### What the exercise asks
Reproduce every entry exactly as given.

### Data shown
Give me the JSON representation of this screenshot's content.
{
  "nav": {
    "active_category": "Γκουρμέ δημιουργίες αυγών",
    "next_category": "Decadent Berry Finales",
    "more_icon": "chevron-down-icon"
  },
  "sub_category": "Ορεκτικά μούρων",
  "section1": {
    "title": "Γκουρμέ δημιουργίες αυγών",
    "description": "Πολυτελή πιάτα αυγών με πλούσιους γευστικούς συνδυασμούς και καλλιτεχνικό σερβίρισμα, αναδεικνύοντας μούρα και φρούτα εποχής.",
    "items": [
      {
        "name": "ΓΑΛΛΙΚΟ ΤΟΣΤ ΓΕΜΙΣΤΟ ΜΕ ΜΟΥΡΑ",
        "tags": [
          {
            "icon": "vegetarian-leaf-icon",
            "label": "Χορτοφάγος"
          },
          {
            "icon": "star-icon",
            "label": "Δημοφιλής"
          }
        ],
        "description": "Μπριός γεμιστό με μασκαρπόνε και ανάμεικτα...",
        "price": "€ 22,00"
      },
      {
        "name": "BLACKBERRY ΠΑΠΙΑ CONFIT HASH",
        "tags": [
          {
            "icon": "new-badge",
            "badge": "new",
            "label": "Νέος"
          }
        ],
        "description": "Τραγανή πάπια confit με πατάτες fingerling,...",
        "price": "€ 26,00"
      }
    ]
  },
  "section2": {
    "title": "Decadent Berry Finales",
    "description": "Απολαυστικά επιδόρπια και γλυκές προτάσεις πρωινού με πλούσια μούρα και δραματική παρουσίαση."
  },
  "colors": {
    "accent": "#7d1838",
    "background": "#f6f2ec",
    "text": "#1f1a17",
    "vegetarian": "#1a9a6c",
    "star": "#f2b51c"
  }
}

### Task response
Give me the JSON representation of this screenshot's content.
{
  "nav": {
    "active_category": "Γκουρμέ δημιουργίες αυγών",
    "next_category": "Decadent Berry Finales",
    "more_icon": "chevron-down-icon"
  },
  "sub_category": "Ορεκτικά μούρων",
  "section1": {
    "title": "Γκουρμέ δημιουργίες αυγών",
    "description": "Πολυτελή πιάτα αυγών με πλούσιους γευστικούς συνδυασμούς και καλλιτεχνικό σερβίρισμα, αναδεικνύοντας μούρα και φρούτα εποχής.",
    "items": [
      {
        "name": "ΓΑΛΛΙΚΟ ΤΟΣΤ ΓΕΜΙΣΤΟ ΜΕ ΜΟΥΡΑ",
        "tags": [
          {
            "icon": "vegetarian-leaf-icon",
            "label": "Χορτοφάγος"
          },
          {
            "icon": "star-icon",
            "label": "Δημοφιλής"
          }
        ],
        "description": "Μπριός γεμιστό με μασκαρπόνε και ανάμεικτα...",
        "price": "€ 22,00"
      },
      {
        "name": "BLACKBERRY ΠΑΠΙΑ CONFIT HASH",
        "tags": [
          {
            "icon": "new-badge",
            "badge": "new",
            "label": "Νέος"
          }
        ],
        "description": "Τραγανή πάπια confit με πατάτες fingerling,...",
        "price": "€ 26,00"
      }
    ]
  },
  "section2": {
    "title": "Decadent Berry Finales",
    "description": "Απολαυστικά επιδόρπια και γλυκές προτάσεις πρωινού με πλούσια μούρα και δραματική παρουσίαση."
  },
  "colors": {
    "accent": "#7d1838",
    "background": "#f6f2ec",
    "text": "#1f1a17",
    "vegetarian": "#1a9a6c",
    "star": "#f2b51c"
  }
}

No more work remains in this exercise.